  6. Ag Trade Policy — Ongoing tariffs and trade negotiations continue to hang over the U.S. ag economy with no clear sign of resolution, clouding agriculture’s trade outlook for 2019. Progress in negotiations is likely to be slow, which spells more pain for months to come. As a result of the trade war, the value of total U.S. agricultur­al exports in 2019 is expected to fall to $141.5 billion, down $1.9 billion from 2018, according to the USDA’s latest projections.
  7. Grain, Farm Supply and Biofuels — In 2019, expect new and intense competition for the grain, farm supply and biofuel sectors. These competitive changes will benefit a few while hurting many along the supply chain. The most impactful competitive pressure will come from outside the United States. Abundant U.S. supplies and a protracted trade dispute with China have enhanced foreign opportunities. Ag retailers will also face price hikes from a more concentrated supplier base.
  8. Dairy and Animal Protein — In 2018, the U.S. animal protein sector began suffering from the same oversupply and weak margins that have plagued U.S. dairy producers since 2015. Despite the less-favorable profitability environment, the protein and dairy sectors will continue to ex­pand production in 2019, prolonging the margin squeeze. Beef appears to be weathering the animal protein oversupply situation best.
  9. Rural Electricity — Last year was a turning point for the role data analytics will play in trans­forming the rural electric co-op industry. Opti­mization of the grid offers many benefits in cost savings and member relations. However, if co-ops do not harness the power of data to unlock value, third-party providers will step in to provide this service. Co-ops cannot afford to delay adopting strategies for a more distributed future.
  10. Rural Communications — Over the last few years, electric distribution cooperatives have been building fiber networks, causing fear about increased competition. For 2019, rural America should expect to see a continuation of these net­work builds, but the risk of co-ops overbuilding is low. Their primary focus is underserved markets to benefit their own operations and their customers.

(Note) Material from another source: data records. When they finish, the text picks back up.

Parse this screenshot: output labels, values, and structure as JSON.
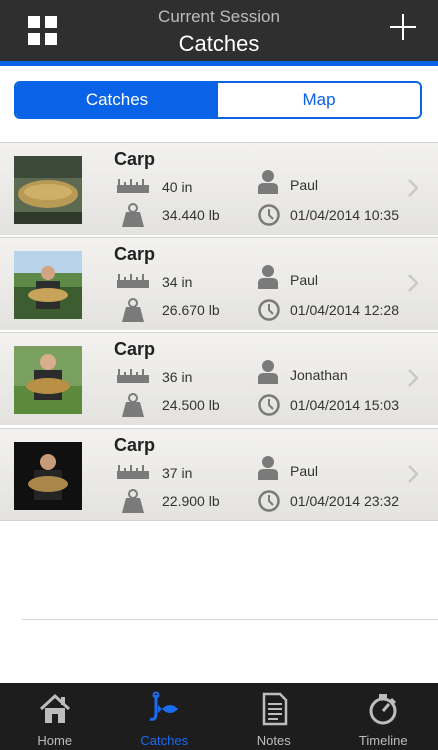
{
  "header": {
    "subtitle": "Current Session",
    "title": "Catches"
  },
  "segment": {
    "options": [
      "Catches",
      "Map"
    ],
    "selected": "Catches"
  },
  "catches": [
    {
      "species": "Carp",
      "length": "40 in",
      "weight": "34.440 lb",
      "angler": "Paul",
      "datetime": "01/04/2014 10:35"
    },
    {
      "species": "Carp",
      "length": "34 in",
      "weight": "26.670 lb",
      "angler": "Paul",
      "datetime": "01/04/2014 12:28"
    },
    {
      "species": "Carp",
      "length": "36 in",
      "weight": "24.500 lb",
      "angler": "Jonathan",
      "datetime": "01/04/2014 15:03"
    },
    {
      "species": "Carp",
      "length": "37 in",
      "weight": "22.900 lb",
      "angler": "Paul",
      "datetime": "01/04/2014 23:32"
    }
  ],
  "tabbar": {
    "tabs": [
      {
        "label": "Home",
        "icon": "home-icon"
      },
      {
        "label": "Catches",
        "icon": "catches-icon"
      },
      {
        "label": "Notes",
        "icon": "notes-icon"
      },
      {
        "label": "Timeline",
        "icon": "timeline-icon"
      }
    ],
    "active": "Catches"
  },
  "colors": {
    "accent": "#0a62e6",
    "header_bg": "#2f2f2f",
    "tabbar_bg": "#1d1d1d"
  }
}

The full report is available at

  • Hits: 48

About Today's Farmer magazine

Today's Farmer is published 9 times annually. Printed issues arrive monthly except combined issues for June/July, August/September and December/January. Subscriptions are available only in the United States.

If you would like to begin or renew a print subscription, CLICK HERE and go to our shop. We are proud to offer the subscription for only $15 per year.

 ©2019 MFA Incorporated.

Connect with us.